“Perhaps some detours aren’t detours at all. Perhaps they are actually the path. The picture. The plan. And, perhaps most unexpectedly, they can be perfect.” Katherine Wolf
April 21 may be an ordinary day for most people, but for Katherine and Jay Wolf it is a day to celebrate her life, the anniversary of the day Katherine nearly died of a massive brainstem stroke. This year, on April 20-21, 2018 she will spend the event’s 10-year anniversary at Falls Creek Baptist Conference Center, near Davis, Okla., as one of the keynote speakers for the Baptist General Convention of Oklahoma’s Women’s Retreat. The Wolfs story can be read in the unique and powerful book Hope Heals: A True Story of Overwhelming Loss and an Overcoming Love.
Hope Heals, published in 2016 by Zondervan, is the story of the Wolf family’s arduous and achingly slow eight-year journey surrounding Katherine’s catastrophic brainstem stroke, survival and recovery.
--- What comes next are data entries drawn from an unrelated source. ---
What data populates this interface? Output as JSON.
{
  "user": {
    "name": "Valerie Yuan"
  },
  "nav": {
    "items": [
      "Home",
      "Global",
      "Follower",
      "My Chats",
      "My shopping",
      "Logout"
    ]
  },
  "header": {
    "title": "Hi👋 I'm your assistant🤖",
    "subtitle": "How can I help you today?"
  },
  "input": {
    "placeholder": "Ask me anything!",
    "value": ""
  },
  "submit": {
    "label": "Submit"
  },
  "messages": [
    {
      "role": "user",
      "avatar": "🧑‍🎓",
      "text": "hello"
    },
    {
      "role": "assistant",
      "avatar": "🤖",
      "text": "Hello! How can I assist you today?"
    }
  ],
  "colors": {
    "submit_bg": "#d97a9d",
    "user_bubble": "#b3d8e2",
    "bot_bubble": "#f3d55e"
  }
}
The book is written as a duet, a pairing of talented writings from both Katherine and Jay’s perspectives. The Wolfs want people to know they are not alone in their pain. This is a book for the suffering, the disappointed and the one whose life turned out completely different than what was expected. It’s for the one looking for hope.
It began as a fairy tale life in California. The Wolfs were both headed toward promising careers. Katherine, a 26-year-old model in the entertainment industry, and Jay, on his way to taking the bar exam for a career in law, had bright futures. They had a 6-month-old baby and were deeply involved in their church community.
Their tragedy resulted in Katherine spending 40 days on life support and two years in full-time brain recovery. The result was a severely disabled body including the removal of 60 percent of her cerebellum.
The book includes a detailed account of the Wolfs’ story while getting a glimpse into their understanding of suffering. Why does God allow misfortune? What is our hope truly in? How does one rely on and trust God?
With grit, determination and deep devotion to each other, they chose to live life with a renewed purpose. Katherine wrote, “Affliction has led to a heartbreaking but beautiful deepening in me. I have learned to embrace the suffering. I have learned to not push back but to lean in hard when it hurts the most and press on. Pain has been an instructor, teaching me deeper truths about myself and God and bringing me closer to Christ in a way I never was before this happened.”
Ultimately, the Wolfs find the key to their survival: hope. Katherine summarized, “There is something profound about hope, something so meaningful when you cling to what is beyond anything you know and understand. When that happens deep in your head and your heart, something shifts. Hope heals.”
Jay’s commitment to meeting the physical and emotional needs of his disabled wife over the long haul is inspiring. Jay wrote, “No matter the origin of the suffering, God’s presence remains the same. He finds us in our hurts if we want to be found. His power to filter the worst that life has to offer, with goodness remaining, is our great hope.”
The Wolfs share that if hope is rooted in an outcome, then expectations will crush us. In redefining many areas of their lives, they have come to the conclusion that hope is rooted in God.
Today, the Wolfs have a ministry to the hurting and encourage people to celebrate their lives, even if it looks different from the one that was expected. For more information go to www.hopeheals.com.